July 2012 Indie Next List
“This beautifully crafted, little book is filled with weird, funny, oddly poignant, and plainly stunning vignettes about the natural world surrounding us. Leach uses words to describe animal and plant life that you swear aren't real, only to discover, to considerable glee, their veracity. There's something about the way all of her sentences come together that feels comfortable and almost euphoric. Each essay unfolds as if from the lips of an odd, old-time storyteller sitting at the edge of the firelight - you know all these things to be true, but you've just never heard them all put so eloquently.”
— Seth Marko, UCSD Bookstore, La Jolla, CA
Categorized as "Nature" this little volume defies categorization. It is simply a delight to read. Whimsical and thoughtful. Fanciful and factual Sparkling sentences that trip along like a mountain brook in spring.— From Lyn
From the cosmic to the quotidian, this collection of essays by Amy Leach asks us to reconsider our kinship with the wild world.
The debut collection of a writer whose accolades precede her: a Whiting Award, a Rona Jaffe Award, a Best American Essays selection, and a Pushcart Prize, all received before her first book-length publication. This book represents a major break-out of an entirely new brand of nonfiction writer, in a mode like that of Ander Monson, John D'Agata, and Eula Biss, but a new sort of beast entirely its own.

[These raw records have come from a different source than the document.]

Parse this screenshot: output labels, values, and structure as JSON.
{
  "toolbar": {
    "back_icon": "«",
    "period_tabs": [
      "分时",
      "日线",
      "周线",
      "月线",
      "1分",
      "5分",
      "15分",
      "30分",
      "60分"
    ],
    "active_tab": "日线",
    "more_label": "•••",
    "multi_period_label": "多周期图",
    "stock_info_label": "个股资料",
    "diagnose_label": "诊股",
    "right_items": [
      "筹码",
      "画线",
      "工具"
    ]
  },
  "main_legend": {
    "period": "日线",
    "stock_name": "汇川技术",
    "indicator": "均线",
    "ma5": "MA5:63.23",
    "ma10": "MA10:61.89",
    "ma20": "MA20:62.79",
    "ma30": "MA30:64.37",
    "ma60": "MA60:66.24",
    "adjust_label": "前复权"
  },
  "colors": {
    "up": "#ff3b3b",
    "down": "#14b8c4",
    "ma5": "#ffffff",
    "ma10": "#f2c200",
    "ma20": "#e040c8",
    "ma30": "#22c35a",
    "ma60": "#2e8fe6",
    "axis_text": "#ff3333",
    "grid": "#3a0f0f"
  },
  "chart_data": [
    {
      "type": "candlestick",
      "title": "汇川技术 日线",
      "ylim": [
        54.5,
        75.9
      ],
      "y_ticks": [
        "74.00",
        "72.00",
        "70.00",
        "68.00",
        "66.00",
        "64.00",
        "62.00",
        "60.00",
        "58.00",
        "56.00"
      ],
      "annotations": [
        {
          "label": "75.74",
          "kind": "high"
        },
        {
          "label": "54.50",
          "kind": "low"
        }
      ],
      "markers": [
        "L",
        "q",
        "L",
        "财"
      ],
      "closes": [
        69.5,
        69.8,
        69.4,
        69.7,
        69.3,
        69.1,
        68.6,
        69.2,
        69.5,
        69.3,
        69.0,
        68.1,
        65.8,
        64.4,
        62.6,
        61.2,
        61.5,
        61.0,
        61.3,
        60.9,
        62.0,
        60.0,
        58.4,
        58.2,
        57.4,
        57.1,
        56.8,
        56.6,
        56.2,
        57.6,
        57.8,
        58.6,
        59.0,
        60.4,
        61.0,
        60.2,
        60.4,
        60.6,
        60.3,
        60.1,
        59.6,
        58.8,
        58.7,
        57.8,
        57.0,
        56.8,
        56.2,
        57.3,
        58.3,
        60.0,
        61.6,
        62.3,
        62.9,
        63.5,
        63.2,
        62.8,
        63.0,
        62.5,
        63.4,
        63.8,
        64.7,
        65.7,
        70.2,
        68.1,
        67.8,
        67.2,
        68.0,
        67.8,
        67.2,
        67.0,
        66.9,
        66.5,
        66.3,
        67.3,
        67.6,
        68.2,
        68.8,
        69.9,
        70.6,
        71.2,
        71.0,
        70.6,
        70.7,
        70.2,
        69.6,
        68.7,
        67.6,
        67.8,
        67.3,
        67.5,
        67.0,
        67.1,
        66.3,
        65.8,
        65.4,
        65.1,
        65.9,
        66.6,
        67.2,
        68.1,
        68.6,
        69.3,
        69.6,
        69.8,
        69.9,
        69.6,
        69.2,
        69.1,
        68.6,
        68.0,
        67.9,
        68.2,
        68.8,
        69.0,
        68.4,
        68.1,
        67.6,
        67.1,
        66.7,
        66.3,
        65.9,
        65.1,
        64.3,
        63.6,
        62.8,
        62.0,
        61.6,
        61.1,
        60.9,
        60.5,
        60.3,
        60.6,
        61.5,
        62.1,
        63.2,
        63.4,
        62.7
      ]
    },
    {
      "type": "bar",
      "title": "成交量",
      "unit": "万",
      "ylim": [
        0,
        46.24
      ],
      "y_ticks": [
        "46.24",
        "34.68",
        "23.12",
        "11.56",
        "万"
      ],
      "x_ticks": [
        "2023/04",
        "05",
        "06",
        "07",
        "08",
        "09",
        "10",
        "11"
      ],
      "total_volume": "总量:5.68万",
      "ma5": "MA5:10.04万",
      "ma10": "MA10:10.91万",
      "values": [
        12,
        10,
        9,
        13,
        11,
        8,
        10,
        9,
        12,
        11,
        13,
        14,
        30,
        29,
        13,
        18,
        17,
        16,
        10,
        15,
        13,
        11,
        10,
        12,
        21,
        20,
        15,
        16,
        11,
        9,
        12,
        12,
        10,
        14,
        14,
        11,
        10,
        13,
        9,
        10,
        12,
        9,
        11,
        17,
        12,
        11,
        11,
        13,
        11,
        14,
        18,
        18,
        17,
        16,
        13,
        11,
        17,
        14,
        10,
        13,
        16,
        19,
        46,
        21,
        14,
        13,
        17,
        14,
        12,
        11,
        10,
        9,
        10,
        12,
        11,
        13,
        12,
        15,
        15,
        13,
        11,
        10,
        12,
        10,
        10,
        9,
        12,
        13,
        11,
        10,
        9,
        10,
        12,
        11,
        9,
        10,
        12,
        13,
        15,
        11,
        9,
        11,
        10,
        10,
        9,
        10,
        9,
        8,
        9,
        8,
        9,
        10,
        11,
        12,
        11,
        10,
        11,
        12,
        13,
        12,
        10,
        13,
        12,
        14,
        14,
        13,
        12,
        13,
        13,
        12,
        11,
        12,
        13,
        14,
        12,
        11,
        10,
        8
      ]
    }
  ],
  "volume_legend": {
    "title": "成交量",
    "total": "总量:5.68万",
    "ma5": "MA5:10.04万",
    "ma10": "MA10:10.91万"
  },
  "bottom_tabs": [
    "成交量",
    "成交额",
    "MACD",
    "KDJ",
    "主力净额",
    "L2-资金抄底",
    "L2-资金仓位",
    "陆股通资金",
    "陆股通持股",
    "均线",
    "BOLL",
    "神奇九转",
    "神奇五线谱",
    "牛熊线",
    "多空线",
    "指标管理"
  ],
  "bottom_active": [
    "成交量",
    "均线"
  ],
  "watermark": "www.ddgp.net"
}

Things That Are takes jellyfish, fainting goats, and imperturbable caterpillars as just a few of its many inspirations. In a series of essays that progress from the tiniest earth dwellers to the most far flung celestial bodies--considering the similarity of gods to donkeys, the inexorability of love and vines, the relations of exploding stars to exploding sea cucumbers--Amy Leach rekindles a vital communion with the wild world, dormant for far too long. Things That Are is not specifically of the animal, the human, or the phenomenal; it is a book of wonder, one the reader cannot help but leave with their perceptions both expanded and confounded in delightful ways.